## Fermat's little theorem

We have seen that if is a prime then divides all the binomial coefficients , . Because of this and the binomial theorem, we have

for any integers . Using mathematical induction, we have

for any integers . In particular, we can take all the 's equal to . The proves the following result.

Theorem 1.7.11 (Fermat's little theorem)   If is any integer then .

This fact was first discovered by Pierre Fermat 1.5, though he apparently gave no proof.
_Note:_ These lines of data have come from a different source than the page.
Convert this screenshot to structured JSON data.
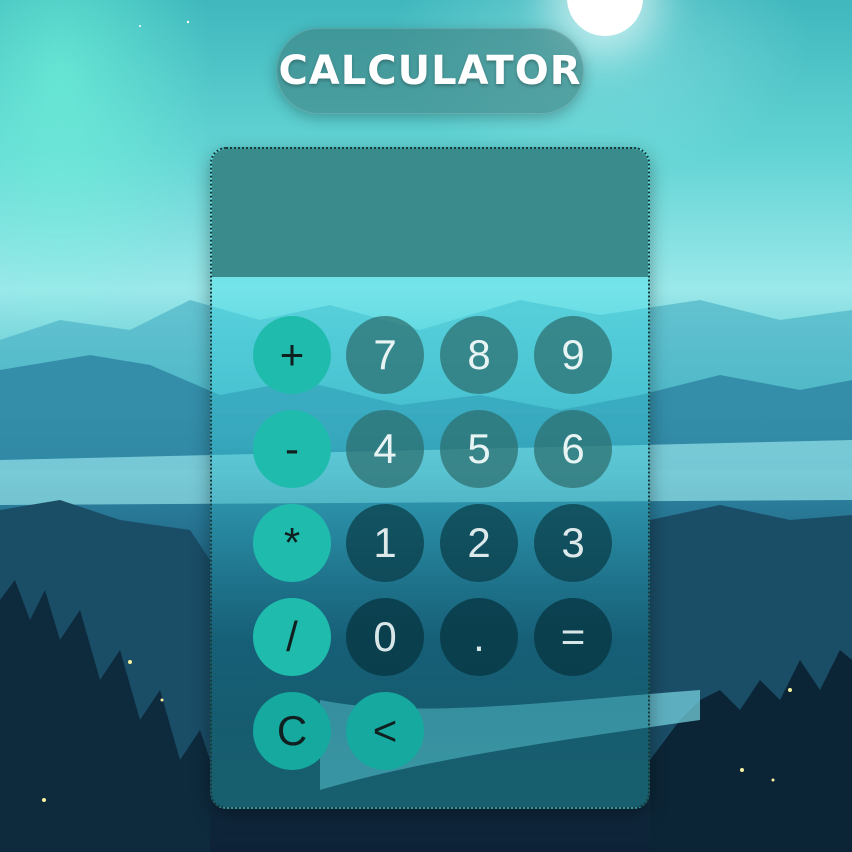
{
  "app": {
    "title": "Calculator"
  },
  "display": {
    "value": ""
  },
  "buttons": {
    "plus": "+",
    "seven": "7",
    "eight": "8",
    "nine": "9",
    "minus": "-",
    "four": "4",
    "five": "5",
    "six": "6",
    "multiply": "*",
    "one": "1",
    "two": "2",
    "three": "3",
    "divide": "/",
    "zero": "0",
    "dot": ".",
    "equals": "=",
    "clear": "C",
    "backspace": "<"
  },
  "colors": {
    "operator": "#1fbcae",
    "display_bg": "#3a8c8c",
    "number_bg": "#2d6e6e"
  }
}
This theorem was stated without proof by Fermat in a letter dated 1640. Leibnitz proved this in 1683 in an unpublished manuscript and Euler, in 1736, published the first proof.

Example 1.7.12   If then . Indeed, and since .

Exercise 1.7.13   Use the repeated squaring algorithm or your calculator to directly compute , , . Check that Fermat's little theorem holds in this case.

Exercise 1.7.14 (No computers allowed!)

(a) Use the division algorithm (Theorem 1.2.7) to find the remainder of modulo , where .

(b) Use the division algorithm (Theorem 1.2.7) to find the remainder of
modulo , where .

Exercise 1.7.15   Use the algorithm above to compute

(a) ,

(b) ,

(c) .

Exercise 1.7.16   Verify the divisibilty criteria for , and for in §1.3.1.

Exercise 1.7.17   Show that if is any equivalence relation on then

(a) ,

(b) if and only if ,

(c) if and only if is not equivalent to .

Exercise 1.7.18   Prove Proposition 1.7.9.

Exercise 1.7.19   Solve .

david joyner 2008-04-20